Secondary Mentors: Dr. Jeff Grigsby and Dr. Klaus Neumann
Department of Environment, Geology, and Natural Resources
As technology pushes computer processors to become smaller and denser, processor chip manufacturers are trying to find ways to make transistors smaller and smaller. However, current transistor designs are becoming increasingly difficult to squeeze into smaller and smaller areas without compromising the integrity of the transistors. As a result, a new candidate has gained attention for its potential uses in many areas, especially nanotechnology: Deoxyribonucleic acid (DNA).
DNA has many properties that make it a potential candidate for nanotechnology including its ability to self-assemble, which can allow easier fabrication on the nano-scale. However, studies have also shown DNA to have insulating, conducting, semi-conducting, and superconducting properties given different conditions.
These findings, as well as other known factors about DNA, are leading researchers to study DNA's potential in different aspects of nanotechnology, such as potentially being a semiconductor within a nanoscale, self-assembling transistor. This project will investigate electron transport and conductivity in DNA molecules.
Faculty Mentor: Dr. Yong Joe
Department of Physics and Astronomy
A subscription-based analytics tool for basketball coaches that provides insight on the efficiency of their team from season performance to game performance.
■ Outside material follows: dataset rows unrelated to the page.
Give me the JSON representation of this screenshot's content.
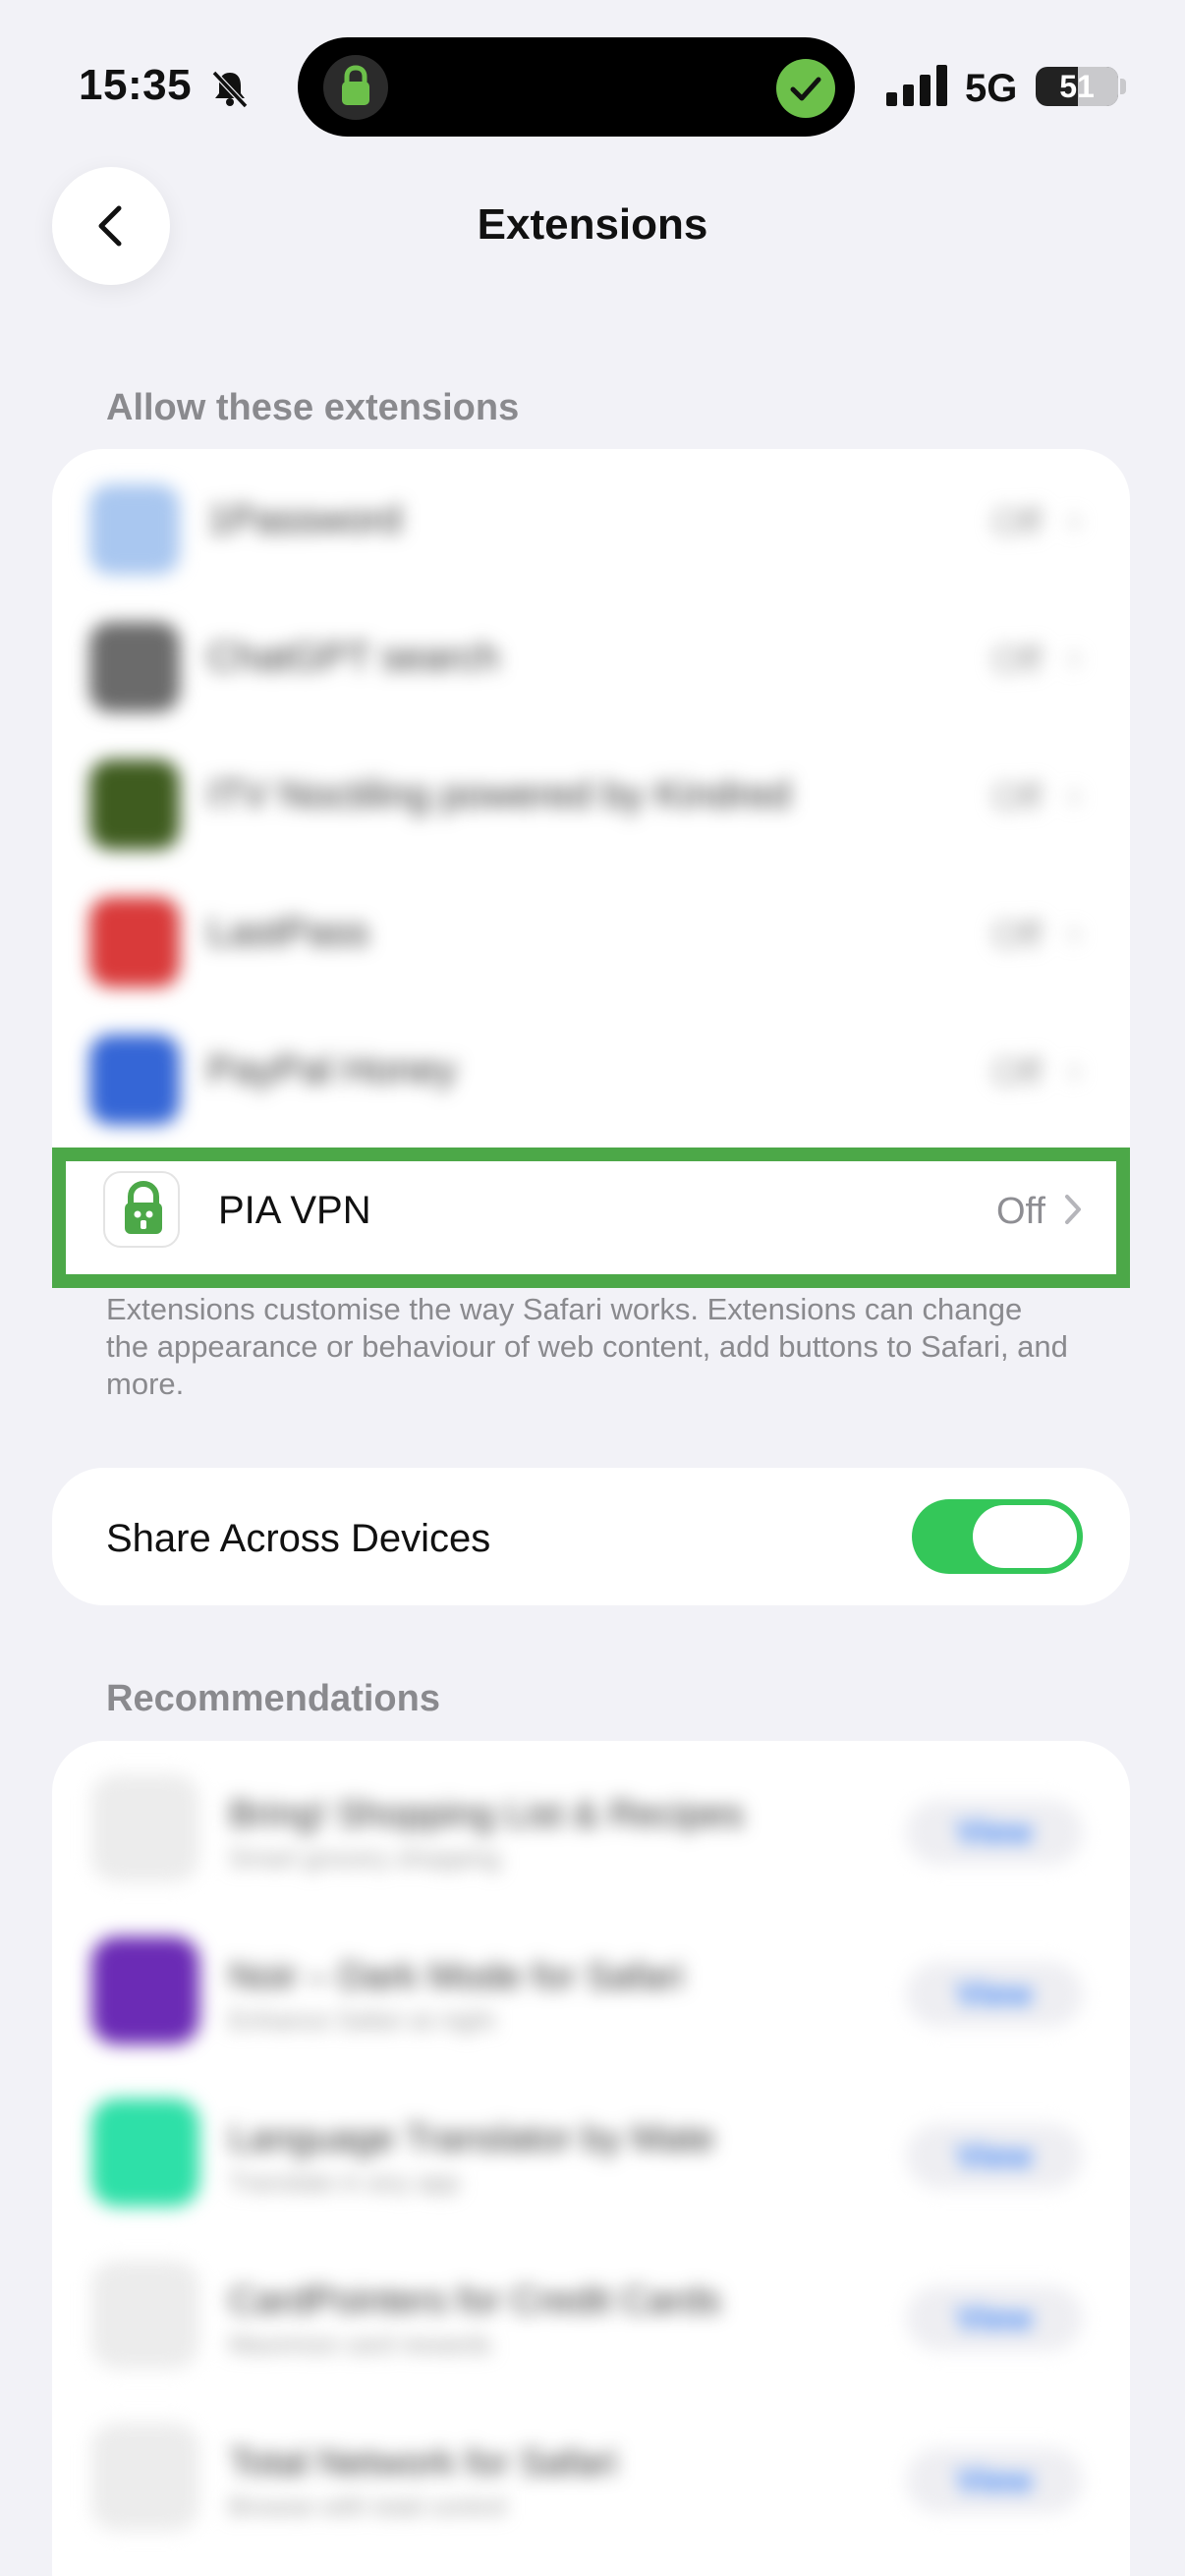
{
  "status_bar": {
    "time": "15:35",
    "network": "5G",
    "battery_level": "51",
    "battery_fraction": 0.51
  },
  "header": {
    "title": "Extensions"
  },
  "extensions": {
    "section_label": "Allow these extensions",
    "items": [
      {
        "label": "1Password",
        "value": "Off",
        "icon_color": "#a9c7f0"
      },
      {
        "label": "ChatGPT search",
        "value": "Off",
        "icon_color": "#6b6b6b"
      },
      {
        "label": "ITV Noctiling powered by Kindred",
        "value": "Off",
        "icon_color": "#3f5c1f"
      },
      {
        "label": "LastPass",
        "value": "Off",
        "icon_color": "#d93a3a"
      },
      {
        "label": "PayPal Honey",
        "value": "Off",
        "icon_color": "#3566d6"
      }
    ],
    "highlighted": {
      "label": "PIA VPN",
      "value": "Off",
      "icon": "pia-lock-icon",
      "highlight_color": "#4ca848"
    },
    "footnote": "Extensions customise the way Safari works. Extensions can change the appearance or behaviour of web content, add buttons to Safari, and more."
  },
  "share": {
    "label": "Share Across Devices",
    "enabled": true,
    "toggle_color": "#34c759"
  },
  "recommendations": {
    "section_label": "Recommendations",
    "items": [
      {
        "name": "Bring! Shopping List & Recipes",
        "sub": "Smart grocery shopping",
        "button": "View",
        "icon_color": "#ececec"
      },
      {
        "name": "Noir – Dark Mode for Safari",
        "sub": "Enhance Safari at night",
        "button": "View",
        "icon_color": "#6b2bb5"
      },
      {
        "name": "Language Translator by Mate",
        "sub": "Translate in any app",
        "button": "View",
        "icon_color": "#2ee0a8"
      },
      {
        "name": "CardPointers for Credit Cards",
        "sub": "Maximize card rewards",
        "button": "View",
        "icon_color": "#ececec"
      },
      {
        "name": "Total Network for Safari",
        "sub": "Browse with total control",
        "button": "View",
        "icon_color": "#ececec"
      }
    ]
  }
}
The tool also includes advanced stat tracking, line-up proficiencies, and play-by-play tracking.
Faculty Mentor: Dr. Huseyin Ergin
Department of Computer Science